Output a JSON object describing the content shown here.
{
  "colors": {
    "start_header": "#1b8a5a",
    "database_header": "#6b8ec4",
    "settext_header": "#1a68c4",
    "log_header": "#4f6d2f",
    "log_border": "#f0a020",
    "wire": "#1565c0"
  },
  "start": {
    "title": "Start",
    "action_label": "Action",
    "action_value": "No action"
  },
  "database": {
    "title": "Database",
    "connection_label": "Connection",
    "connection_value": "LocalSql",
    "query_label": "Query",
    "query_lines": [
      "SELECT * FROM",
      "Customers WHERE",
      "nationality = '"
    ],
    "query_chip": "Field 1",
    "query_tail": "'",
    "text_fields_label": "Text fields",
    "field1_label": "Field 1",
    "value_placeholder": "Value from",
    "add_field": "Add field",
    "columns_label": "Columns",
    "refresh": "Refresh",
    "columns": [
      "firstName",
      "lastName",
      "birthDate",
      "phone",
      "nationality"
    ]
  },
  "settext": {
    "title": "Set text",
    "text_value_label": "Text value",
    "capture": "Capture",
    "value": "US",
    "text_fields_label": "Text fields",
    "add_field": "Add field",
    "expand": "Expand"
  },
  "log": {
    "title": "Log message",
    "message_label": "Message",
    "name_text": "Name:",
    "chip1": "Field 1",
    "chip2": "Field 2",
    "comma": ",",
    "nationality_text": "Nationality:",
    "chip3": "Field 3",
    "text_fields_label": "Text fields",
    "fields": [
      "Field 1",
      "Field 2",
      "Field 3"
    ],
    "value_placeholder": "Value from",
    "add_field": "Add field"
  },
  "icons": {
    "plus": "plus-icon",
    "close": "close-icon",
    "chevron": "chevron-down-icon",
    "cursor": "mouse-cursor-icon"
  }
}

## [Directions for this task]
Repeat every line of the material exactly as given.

## [Result of this exercise]
Output a JSON object describing the content shown here.
{
  "colors": {
    "start_header": "#1b8a5a",
    "database_header": "#6b8ec4",
    "settext_header": "#1a68c4",
    "log_header": "#4f6d2f",
    "log_border": "#f0a020",
    "wire": "#1565c0"
  },
  "start": {
    "title": "Start",
    "action_label": "Action",
    "action_value": "No action"
  },
  "database": {
    "title": "Database",
    "connection_label": "Connection",
    "connection_value": "LocalSql",
    "query_label": "Query",
    "query_lines": [
      "SELECT * FROM",
      "Customers WHERE",
      "nationality = '"
    ],
    "query_chip": "Field 1",
    "query_tail": "'",
    "text_fields_label": "Text fields",
    "field1_label": "Field 1",
    "value_placeholder": "Value from",
    "add_field": "Add field",
    "columns_label": "Columns",
    "refresh": "Refresh",
    "columns": [
      "firstName",
      "lastName",
      "birthDate",
      "phone",
      "nationality"
    ]
  },
  "settext": {
    "title": "Set text",
    "text_value_label": "Text value",
    "capture": "Capture",
    "value": "US",
    "text_fields_label": "Text fields",
    "add_field": "Add field",
    "expand": "Expand"
  },
  "log": {
    "title": "Log message",
    "message_label": "Message",
    "name_text": "Name:",
    "chip1": "Field 1",
    "chip2": "Field 2",
    "comma": ",",
    "nationality_text": "Nationality:",
    "chip3": "Field 3",
    "text_fields_label": "Text fields",
    "fields": [
      "Field 1",
      "Field 2",
      "Field 3"
    ],
    "value_placeholder": "Value from",
    "add_field": "Add field"
  },
  "icons": {
    "plus": "plus-icon",
    "close": "close-icon",
    "chevron": "chevron-down-icon",
    "cursor": "mouse-cursor-icon"
  }
}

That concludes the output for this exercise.